## Exercise brief
Can you restate the records below word for word?

## Interface dataset entries
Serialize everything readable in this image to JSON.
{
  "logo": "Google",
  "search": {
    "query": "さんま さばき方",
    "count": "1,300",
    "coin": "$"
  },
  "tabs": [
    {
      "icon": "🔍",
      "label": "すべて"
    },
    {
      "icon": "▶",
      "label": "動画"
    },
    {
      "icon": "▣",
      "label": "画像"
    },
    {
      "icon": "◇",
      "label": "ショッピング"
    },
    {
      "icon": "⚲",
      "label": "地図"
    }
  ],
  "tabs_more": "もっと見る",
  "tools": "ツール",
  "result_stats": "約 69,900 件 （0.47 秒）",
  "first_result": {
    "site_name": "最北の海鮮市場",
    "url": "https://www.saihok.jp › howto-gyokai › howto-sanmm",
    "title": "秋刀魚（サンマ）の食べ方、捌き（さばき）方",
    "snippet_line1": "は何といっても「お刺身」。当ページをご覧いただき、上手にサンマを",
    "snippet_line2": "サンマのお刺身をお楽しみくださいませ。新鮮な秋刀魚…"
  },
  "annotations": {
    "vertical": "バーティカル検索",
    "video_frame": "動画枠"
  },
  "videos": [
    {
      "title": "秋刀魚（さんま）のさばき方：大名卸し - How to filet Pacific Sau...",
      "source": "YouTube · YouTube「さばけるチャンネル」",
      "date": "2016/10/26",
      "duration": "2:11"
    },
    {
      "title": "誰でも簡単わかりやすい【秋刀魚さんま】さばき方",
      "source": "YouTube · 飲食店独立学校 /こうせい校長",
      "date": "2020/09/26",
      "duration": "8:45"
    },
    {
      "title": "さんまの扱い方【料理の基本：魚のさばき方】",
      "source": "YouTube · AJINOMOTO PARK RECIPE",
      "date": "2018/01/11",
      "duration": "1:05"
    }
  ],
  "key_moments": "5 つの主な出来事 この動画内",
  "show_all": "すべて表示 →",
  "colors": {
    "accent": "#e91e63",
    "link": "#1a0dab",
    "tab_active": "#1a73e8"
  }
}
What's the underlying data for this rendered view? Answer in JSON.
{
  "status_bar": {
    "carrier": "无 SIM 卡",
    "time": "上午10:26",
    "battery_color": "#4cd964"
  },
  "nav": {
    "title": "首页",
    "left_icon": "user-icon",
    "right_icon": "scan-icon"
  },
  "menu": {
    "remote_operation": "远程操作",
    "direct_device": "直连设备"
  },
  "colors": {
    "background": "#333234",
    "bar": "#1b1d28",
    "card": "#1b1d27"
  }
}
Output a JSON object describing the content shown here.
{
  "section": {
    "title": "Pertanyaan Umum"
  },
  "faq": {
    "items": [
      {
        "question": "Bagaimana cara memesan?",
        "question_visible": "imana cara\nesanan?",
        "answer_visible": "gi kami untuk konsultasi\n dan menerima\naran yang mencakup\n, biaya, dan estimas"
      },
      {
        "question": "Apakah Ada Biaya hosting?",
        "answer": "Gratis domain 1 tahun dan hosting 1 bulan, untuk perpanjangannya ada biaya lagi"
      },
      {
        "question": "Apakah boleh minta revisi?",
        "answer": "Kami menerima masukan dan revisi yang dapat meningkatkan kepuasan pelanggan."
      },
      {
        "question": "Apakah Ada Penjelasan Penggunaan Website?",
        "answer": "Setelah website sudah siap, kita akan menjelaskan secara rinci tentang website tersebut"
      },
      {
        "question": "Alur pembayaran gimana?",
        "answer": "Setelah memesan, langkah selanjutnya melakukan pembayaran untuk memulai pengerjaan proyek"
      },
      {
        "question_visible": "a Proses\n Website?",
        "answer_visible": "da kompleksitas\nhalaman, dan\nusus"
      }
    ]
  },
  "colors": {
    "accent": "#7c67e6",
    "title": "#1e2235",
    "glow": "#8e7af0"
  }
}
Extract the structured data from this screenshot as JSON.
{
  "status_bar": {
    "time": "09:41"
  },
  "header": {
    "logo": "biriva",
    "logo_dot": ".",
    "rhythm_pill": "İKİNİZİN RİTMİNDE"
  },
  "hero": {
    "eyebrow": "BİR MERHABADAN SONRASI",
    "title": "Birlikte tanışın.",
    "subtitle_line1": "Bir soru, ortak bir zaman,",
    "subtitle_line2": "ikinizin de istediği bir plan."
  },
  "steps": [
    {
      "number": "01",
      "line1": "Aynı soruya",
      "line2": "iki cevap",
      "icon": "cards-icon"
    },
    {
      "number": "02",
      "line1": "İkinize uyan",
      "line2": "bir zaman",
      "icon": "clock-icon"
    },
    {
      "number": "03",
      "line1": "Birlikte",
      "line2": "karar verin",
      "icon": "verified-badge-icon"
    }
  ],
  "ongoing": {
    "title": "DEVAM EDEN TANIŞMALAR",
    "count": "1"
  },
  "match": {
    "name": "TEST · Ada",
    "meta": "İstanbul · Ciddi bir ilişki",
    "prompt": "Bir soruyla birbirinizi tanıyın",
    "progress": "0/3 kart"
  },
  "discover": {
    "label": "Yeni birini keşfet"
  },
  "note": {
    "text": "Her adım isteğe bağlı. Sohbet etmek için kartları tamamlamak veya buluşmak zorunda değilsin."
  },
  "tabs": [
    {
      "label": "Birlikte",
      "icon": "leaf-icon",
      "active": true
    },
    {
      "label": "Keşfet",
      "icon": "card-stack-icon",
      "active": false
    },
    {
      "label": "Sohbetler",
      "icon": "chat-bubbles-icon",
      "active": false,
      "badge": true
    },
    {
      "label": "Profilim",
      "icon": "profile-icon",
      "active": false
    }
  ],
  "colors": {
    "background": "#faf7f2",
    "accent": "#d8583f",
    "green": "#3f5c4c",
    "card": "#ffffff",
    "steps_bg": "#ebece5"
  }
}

## Solved problem
Serialize everything readable in this image to JSON.
{
  "logo": "Google",
  "search": {
    "query": "さんま さばき方",
    "count": "1,300",
    "coin": "$"
  },
  "tabs": [
    {
      "icon": "🔍",
      "label": "すべて"
    },
    {
      "icon": "▶",
      "label": "動画"
    },
    {
      "icon": "▣",
      "label": "画像"
    },
    {
      "icon": "◇",
      "label": "ショッピング"
    },
    {
      "icon": "⚲",
      "label": "地図"
    }
  ],
  "tabs_more": "もっと見る",
  "tools": "ツール",
  "result_stats": "約 69,900 件 （0.47 秒）",
  "first_result": {
    "site_name": "最北の海鮮市場",
    "url": "https://www.saihok.jp › howto-gyokai › howto-sanmm",
    "title": "秋刀魚（サンマ）の食べ方、捌き（さばき）方",
    "snippet_line1": "は何といっても「お刺身」。当ページをご覧いただき、上手にサンマを",
    "snippet_line2": "サンマのお刺身をお楽しみくださいませ。新鮮な秋刀魚…"
  },
  "annotations": {
    "vertical": "バーティカル検索",
    "video_frame": "動画枠"
  },
  "videos": [
    {
      "title": "秋刀魚（さんま）のさばき方：大名卸し - How to filet Pacific Sau...",
      "source": "YouTube · YouTube「さばけるチャンネル」",
      "date": "2016/10/26",
      "duration": "2:11"
    },
    {
      "title": "誰でも簡単わかりやすい【秋刀魚さんま】さばき方",
      "source": "YouTube · 飲食店独立学校 /こうせい校長",
      "date": "2020/09/26",
      "duration": "8:45"
    },
    {
      "title": "さんまの扱い方【料理の基本：魚のさばき方】",
      "source": "YouTube · AJINOMOTO PARK RECIPE",
      "date": "2018/01/11",
      "duration": "1:05"
    }
  ],
  "key_moments": "5 つの主な出来事 この動画内",
  "show_all": "すべて表示 →",
  "colors": {
    "accent": "#e91e63",
    "link": "#1a0dab",
    "tab_active": "#1a73e8"
  }
}
What's the underlying data for this rendered view? Answer in JSON.
{
  "status_bar": {
    "carrier": "无 SIM 卡",
    "time": "上午10:26",
    "battery_color": "#4cd964"
  },
  "nav": {
    "title": "首页",
    "left_icon": "user-icon",
    "right_icon": "scan-icon"
  },
  "menu": {
    "remote_operation": "远程操作",
    "direct_device": "直连设备"
  },
  "colors": {
    "background": "#333234",
    "bar": "#1b1d28",
    "card": "#1b1d27"
  }
}
Output a JSON object describing the content shown here.
{
  "section": {
    "title": "Pertanyaan Umum"
  },
  "faq": {
    "items": [
      {
        "question": "Bagaimana cara memesan?",
        "question_visible": "imana cara\nesanan?",
        "answer_visible": "gi kami untuk konsultasi\n dan menerima\naran yang mencakup\n, biaya, dan estimas"
      },
      {
        "question": "Apakah Ada Biaya hosting?",
        "answer": "Gratis domain 1 tahun dan hosting 1 bulan, untuk perpanjangannya ada biaya lagi"
      },
      {
        "question": "Apakah boleh minta revisi?",
        "answer": "Kami menerima masukan dan revisi yang dapat meningkatkan kepuasan pelanggan."
      },
      {
        "question": "Apakah Ada Penjelasan Penggunaan Website?",
        "answer": "Setelah website sudah siap, kita akan menjelaskan secara rinci tentang website tersebut"
      },
      {
        "question": "Alur pembayaran gimana?",
        "answer": "Setelah memesan, langkah selanjutnya melakukan pembayaran untuk memulai pengerjaan proyek"
      },
      {
        "question_visible": "a Proses\n Website?",
        "answer_visible": "da kompleksitas\nhalaman, dan\nusus"
      }
    ]
  },
  "colors": {
    "accent": "#7c67e6",
    "title": "#1e2235",
    "glow": "#8e7af0"
  }
}
Extract the structured data from this screenshot as JSON.
{
  "status_bar": {
    "time": "09:41"
  },
  "header": {
    "logo": "biriva",
    "logo_dot": ".",
    "rhythm_pill": "İKİNİZİN RİTMİNDE"
  },
  "hero": {
    "eyebrow": "BİR MERHABADAN SONRASI",
    "title": "Birlikte tanışın.",
    "subtitle_line1": "Bir soru, ortak bir zaman,",
    "subtitle_line2": "ikinizin de istediği bir plan."
  },
  "steps": [
    {
      "number": "01",
      "line1": "Aynı soruya",
      "line2": "iki cevap",
      "icon": "cards-icon"
    },
    {
      "number": "02",
      "line1": "İkinize uyan",
      "line2": "bir zaman",
      "icon": "clock-icon"
    },
    {
      "number": "03",
      "line1": "Birlikte",
      "line2": "karar verin",
      "icon": "verified-badge-icon"
    }
  ],
  "ongoing": {
    "title": "DEVAM EDEN TANIŞMALAR",
    "count": "1"
  },
  "match": {
    "name": "TEST · Ada",
    "meta": "İstanbul · Ciddi bir ilişki",
    "prompt": "Bir soruyla birbirinizi tanıyın",
    "progress": "0/3 kart"
  },
  "discover": {
    "label": "Yeni birini keşfet"
  },
  "note": {
    "text": "Her adım isteğe bağlı. Sohbet etmek için kartları tamamlamak veya buluşmak zorunda değilsin."
  },
  "tabs": [
    {
      "label": "Birlikte",
      "icon": "leaf-icon",
      "active": true
    },
    {
      "label": "Keşfet",
      "icon": "card-stack-icon",
      "active": false
    },
    {
      "label": "Sohbetler",
      "icon": "chat-bubbles-icon",
      "active": false,
      "badge": true
    },
    {
      "label": "Profilim",
      "icon": "profile-icon",
      "active": false
    }
  ],
  "colors": {
    "background": "#faf7f2",
    "accent": "#d8583f",
    "green": "#3f5c4c",
    "card": "#ffffff",
    "steps_bg": "#ebece5"
  }
}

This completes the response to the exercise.